If you prefer visualization, you should observe your hypnagogia. You can try to create simple shapes with it, such as a circle. As the process continues, you will be able to make other shapes, change their color, move them...
Step 3A: Visualization
When your hypnagogic patterns get complex enough, you can create a simple dreamscape with them. For doing this, you don't actually need the hypnagogia; you can also bring all the imagery from beyond your field of vision, without paying any attention to the hypnagogia. Whatever you do, you must try to add as much detail as possible, although the image will start to gain realism by itself. Think that you are actually seeing it with your eyes; it is right there, in front of you. Then put yourself in the dreamscape. Look around, see what's behind you. Now look at your hands, run, feel the environment. Think that this is your actual body, and forget about the real one. Dissociate from it, and become more linked to your dream body by experiencing kinetic sensations. Eventually, you will udergo a complete dissociation, and the dream environment will become fully vivid and tangible. Remind yourself that you are dreaming, do a reality check, and you will be in a lucid dream.

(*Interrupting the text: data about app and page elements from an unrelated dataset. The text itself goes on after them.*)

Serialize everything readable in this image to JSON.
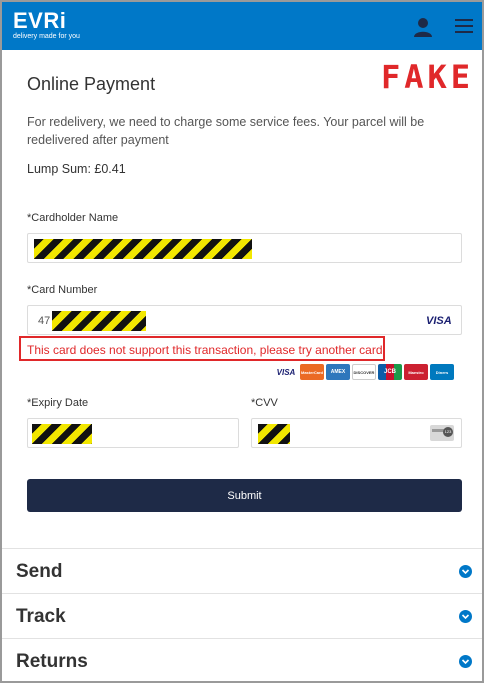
{
  "header": {
    "logo_word": "EVRi",
    "logo_tagline": "delivery made for you",
    "account_icon": "user-icon",
    "menu_icon": "hamburger-menu-icon",
    "brand_color": "#0078c8"
  },
  "watermark": "FAKE",
  "page": {
    "title": "Online Payment",
    "description": "For redelivery, we need to charge some service fees. Your parcel will be redelivered after payment",
    "lump_sum": "Lump Sum: £0.41"
  },
  "form": {
    "cardholder_label": "*Cardholder Name",
    "card_number_label": "*Card Number",
    "card_number_prefix": "47",
    "card_brand": "VISA",
    "error": "This card does not support this transaction, please try another card",
    "accepted_cards": [
      "VISA",
      "MasterCard",
      "AMEX",
      "DISCOVER",
      "JCB",
      "Maestro",
      "Diners"
    ],
    "expiry_label": "*Expiry Date",
    "cvv_label": "*CVV",
    "cvv_icon_text": "123",
    "submit_label": "Submit",
    "error_color": "#e0282a",
    "submit_color": "#1e2a47"
  },
  "accordion": [
    {
      "label": "Send"
    },
    {
      "label": "Track"
    },
    {
      "label": "Returns"
    }
  ]
}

Step 3B: OBE (Out of Body Exit)
Visualization is the easiest, and probably the best way to have a WILD. However, it is not always possible to do it. If you enter the REM phase before visualizing a dream, you will not dissociate from your body, and so will experience sleep paralysis. This doesn't mean that you are awake; everything you see, including your room, is just hallucinatory. It is a dream based on your memories, and may contain subtle differences. This state is also characterized by a very loud buzzing sound or vibration which can be distressing. Also, everything about sleep paralysis applies here, including the possible hallucinations or felt presences. You have to remain calm despite any disturbing incidence.
This is essentially a lucid dream, one in which one feels their paralyzed physical body. Thus, the only thing left to do is detaching from it. Possibly, you will even be able to get up normally, but most times you will be unable to move, and will have to use your imagination to move yourself. For example, you could imagine rolling out or floating out of your body. If you feel that you are being pressed against your bed, you can try to "pull" in the same direction, so you will end up sinking and getting into another scene, or The Void, from where it is possible to go elsewhere. Another option is visualizing another scene in your mind, and engaging yourself in it.
Possibly, and especially in those who have strong religious beliefs, one can feel and see angels, demons, monsters, shadow people, characters... Those are just part of the sleep paralysis, and are not any harmful, although they may be perceived as malign. Anyway, you can always talk to them, and even ask them to help you getting out of your body; they will usually do it. When you move out, you will feel everything exactly like a dream: you will be dreaming that you are in your room. Perform a reality check so that you get completely lucid.